====== WORKING DATA ======

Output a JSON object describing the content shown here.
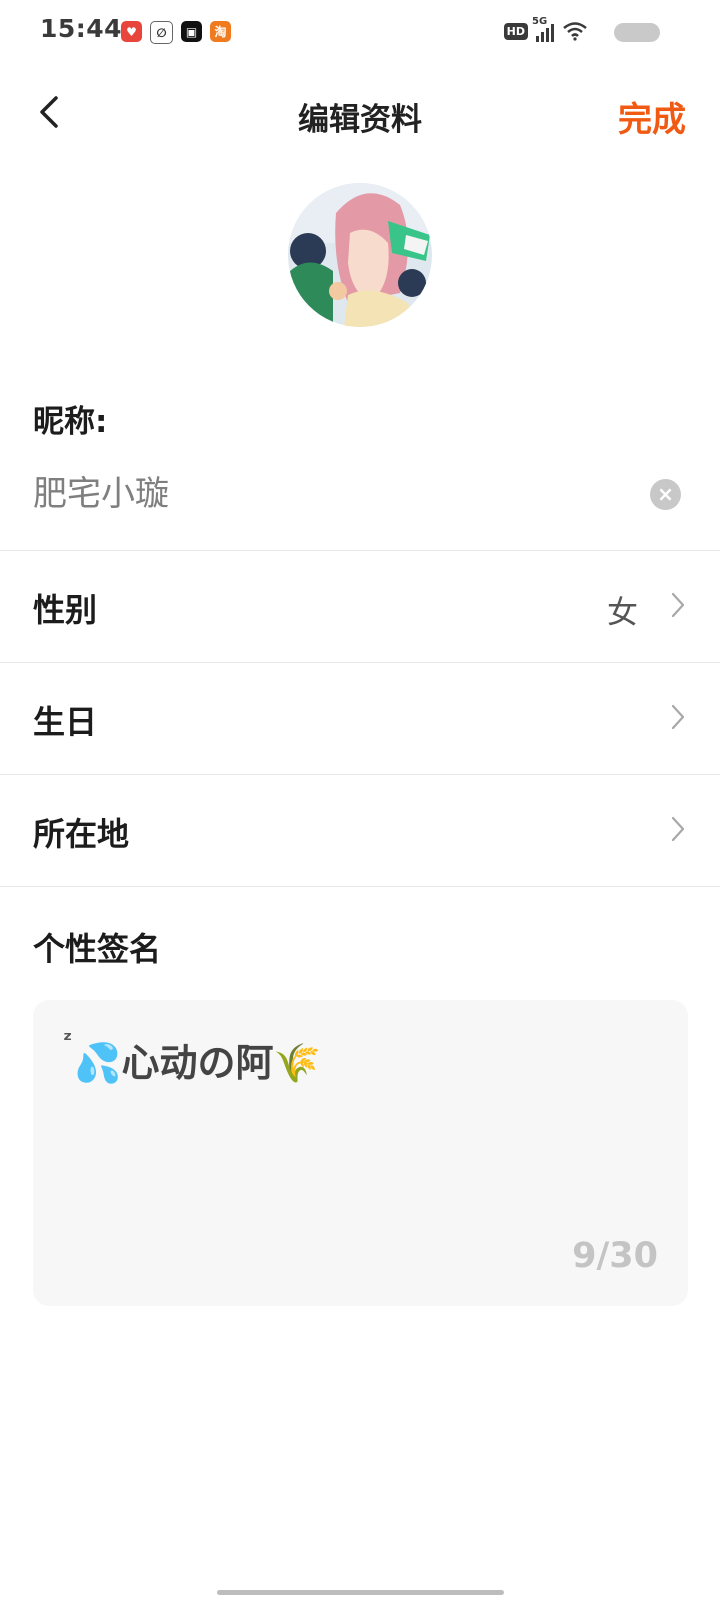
{
  "status_bar": {
    "time": "15:44",
    "network_label": "5G",
    "hd_label": "HD",
    "app_icons": [
      "app-icon-red",
      "app-icon-swirl",
      "app-icon-video",
      "app-icon-taobao"
    ]
  },
  "header": {
    "title": "编辑资料",
    "done_label": "完成",
    "accent_color": "#f05a13"
  },
  "nickname": {
    "label": "昵称:",
    "value": "肥宅小璇"
  },
  "rows": [
    {
      "label": "性别",
      "value": "女"
    },
    {
      "label": "生日",
      "value": ""
    },
    {
      "label": "所在地",
      "value": ""
    }
  ],
  "signature": {
    "label": "个性签名",
    "prefix": "ᶻ",
    "text": "💦心动の阿🌾",
    "count": "9/30"
  }
}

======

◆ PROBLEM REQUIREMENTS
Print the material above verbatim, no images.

◆ WRITTEN REPLY
Output a JSON object describing the content shown here.
{
  "status_bar": {
    "time": "15:44",
    "network_label": "5G",
    "hd_label": "HD",
    "app_icons": [
      "app-icon-red",
      "app-icon-swirl",
      "app-icon-video",
      "app-icon-taobao"
    ]
  },
  "header": {
    "title": "编辑资料",
    "done_label": "完成",
    "accent_color": "#f05a13"
  },
  "nickname": {
    "label": "昵称:",
    "value": "肥宅小璇"
  },
  "rows": [
    {
      "label": "性别",
      "value": "女"
    },
    {
      "label": "生日",
      "value": ""
    },
    {
      "label": "所在地",
      "value": ""
    }
  ],
  "signature": {
    "label": "个性签名",
    "prefix": "ᶻ",
    "text": "💦心动の阿🌾",
    "count": "9/30"
  }
}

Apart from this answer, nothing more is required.